Documents in file shares, content management systems, and scanned archives are often described as “unstructured.” However, there is typically a high level of structure in and interconnectedness among those documents. This structure and interconnectedness occurs because specific document types contain recurring attributes or data elements and those attributes or data elements are shared with other document types.
The relationships can be represented in a matrix with document types shown on the top of the matrix and document attributes or data elements down the left side. In the simplest form, check marks can be used to represent which data elements are typically found in any given document type. In a large enterprise there may be hundreds of document types.
The following graphic shows a few document types with a few attributes as an example of how the document types and attributes are essentially woven together to form the information fabric of an organization:

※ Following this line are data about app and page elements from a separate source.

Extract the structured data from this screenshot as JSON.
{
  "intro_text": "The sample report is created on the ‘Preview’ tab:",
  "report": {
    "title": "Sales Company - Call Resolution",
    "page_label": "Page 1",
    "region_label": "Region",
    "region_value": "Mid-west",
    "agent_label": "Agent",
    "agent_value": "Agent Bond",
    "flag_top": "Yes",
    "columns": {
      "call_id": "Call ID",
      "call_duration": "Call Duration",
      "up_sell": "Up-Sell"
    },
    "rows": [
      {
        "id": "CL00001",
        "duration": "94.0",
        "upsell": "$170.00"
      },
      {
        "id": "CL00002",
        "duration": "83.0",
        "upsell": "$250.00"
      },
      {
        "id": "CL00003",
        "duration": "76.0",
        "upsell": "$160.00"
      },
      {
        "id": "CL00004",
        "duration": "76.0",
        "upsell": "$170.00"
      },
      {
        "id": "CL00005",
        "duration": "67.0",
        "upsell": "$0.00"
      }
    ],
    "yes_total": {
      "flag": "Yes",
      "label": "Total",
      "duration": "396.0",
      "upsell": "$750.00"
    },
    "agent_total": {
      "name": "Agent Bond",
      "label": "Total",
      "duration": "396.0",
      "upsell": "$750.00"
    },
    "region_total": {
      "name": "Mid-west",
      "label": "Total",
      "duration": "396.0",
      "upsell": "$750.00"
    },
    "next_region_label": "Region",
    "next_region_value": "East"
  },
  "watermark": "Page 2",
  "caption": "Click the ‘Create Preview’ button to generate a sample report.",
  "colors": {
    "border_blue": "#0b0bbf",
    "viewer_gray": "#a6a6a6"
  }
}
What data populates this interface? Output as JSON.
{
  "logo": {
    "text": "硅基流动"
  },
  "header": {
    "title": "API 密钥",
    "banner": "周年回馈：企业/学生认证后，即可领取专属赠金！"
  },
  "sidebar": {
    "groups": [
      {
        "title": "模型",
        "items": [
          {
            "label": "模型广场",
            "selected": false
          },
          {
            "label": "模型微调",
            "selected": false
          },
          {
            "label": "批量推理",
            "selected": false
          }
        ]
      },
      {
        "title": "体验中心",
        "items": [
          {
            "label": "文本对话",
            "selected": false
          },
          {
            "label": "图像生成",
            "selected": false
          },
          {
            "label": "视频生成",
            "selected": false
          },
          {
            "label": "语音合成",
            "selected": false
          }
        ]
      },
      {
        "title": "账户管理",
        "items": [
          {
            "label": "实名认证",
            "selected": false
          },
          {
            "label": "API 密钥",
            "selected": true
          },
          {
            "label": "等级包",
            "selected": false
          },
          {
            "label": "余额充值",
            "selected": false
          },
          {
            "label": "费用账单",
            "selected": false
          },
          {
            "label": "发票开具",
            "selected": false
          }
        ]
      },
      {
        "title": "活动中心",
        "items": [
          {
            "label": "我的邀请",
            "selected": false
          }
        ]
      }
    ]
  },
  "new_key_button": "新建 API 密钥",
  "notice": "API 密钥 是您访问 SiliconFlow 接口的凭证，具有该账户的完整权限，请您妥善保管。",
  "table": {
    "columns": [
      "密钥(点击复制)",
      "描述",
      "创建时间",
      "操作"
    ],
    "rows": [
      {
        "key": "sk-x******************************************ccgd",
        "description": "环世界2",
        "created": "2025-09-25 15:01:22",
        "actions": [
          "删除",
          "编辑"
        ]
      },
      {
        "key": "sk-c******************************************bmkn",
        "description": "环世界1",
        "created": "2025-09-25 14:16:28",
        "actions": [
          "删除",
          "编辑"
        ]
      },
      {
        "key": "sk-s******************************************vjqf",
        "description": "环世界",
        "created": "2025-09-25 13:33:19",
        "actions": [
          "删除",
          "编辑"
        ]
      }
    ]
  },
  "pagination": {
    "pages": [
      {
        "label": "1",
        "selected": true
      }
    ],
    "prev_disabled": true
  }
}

Using Matrix Information
A major use of information from the document attribute matrix is to make content management systems more useful and efficient by providing fielded data to search and to use in creating reports about select documents in the CMS.
The cells in a document attribute matrix can also be mapped to fields and tables in business process systems. For example, a financial institution may have a database-driven loan processing application with a field to indicate whether a borrower authorized a credit check. The entry in that field should be supported by a credit check authorization form signed by the borrower.The credit check authorization form is accessible via the matrix by looking in that document type “credit check” for either the loan number or the borrower’s social security number.
Detecting and Defining the Matrix
Identifying the document attribute matrix being used in an organization is an intensely practical exercise, practical because it has to be data-driven, i.e., based on the reality of what attributes are actually used, recognizing the vagaries of how documents come into existence and are transmitted to the enterprise. While the organization can define the document-type labels it uses and how they’re organized, and can define the labels to use for document attributes and how they are formatted, it basically has to deal with the data elements that are actually present, at least in the near term.
First Step: Classify Documents by Document Type
The key to uncovering the de facto document attribute matrix that exists in an enterprise is to start by identifying the document types that populate the matrix. Visual classification technology provides the vital means to accomplish that ends. It automatically clusters all documents, native electronic and scanned paper, by their visual appearance. This graphical analysis approach essentially normalizes content regardless of the types of files that may be used to store individual copies of documents, regardless of the amount or quality of text associated with it. For example, visual classification would group all of the following documents in the same cluster:
- A Word file used to create the original document.
- A PDF created by saving the Word file to PDF format.
- A scanned TIF image of either the Word or PDF file that had been printed to paper and then scanned.
- A faxed image of the document.
The number of visually-similar clusters in a document population is typically less than 1% of the number of documents, and the largest clusters contain most of the documents in an organization. Because the documents in a cluster are all alike, the entire cluster can have a document type assigned based on a review of just one or two documents per cluster. In most business units, well over 99% of the documents can be consistently classified within 3 days time.
The following graphic shows how order or structure is created from seeming chaos by visual classification. Each cluster can be reviewed, disposition decisions implemented, and document-type labels designated for clusters that will be retained.
One of the significant benefits of the classification step is that when organizations are able to designate non-record clusters for disposition, they free up considerable storage resources and make the remaining content much easier to work with.
Second Step: Identify and Extract Document Attributes
Once documents have been clustered visually, attributes or data elements can be extracted from them by clicking and dragging a box around the data of interest on one document in each cluster, with data being extracted from all members of the cluster by this action. When data elements are selected for extraction, the operator indicates the field in which to place the data and indicates how the data are to be formatted.
Once data elements have been extracted, they can be normalized and loaded into whatever content management system or business process support system is in use.
For more information on how BeyondRecognition’s visual classification technology can help you in detecting and using the document attribute matrix existing in your organization, email us at IGDoneRight@BeyondRecognition.net.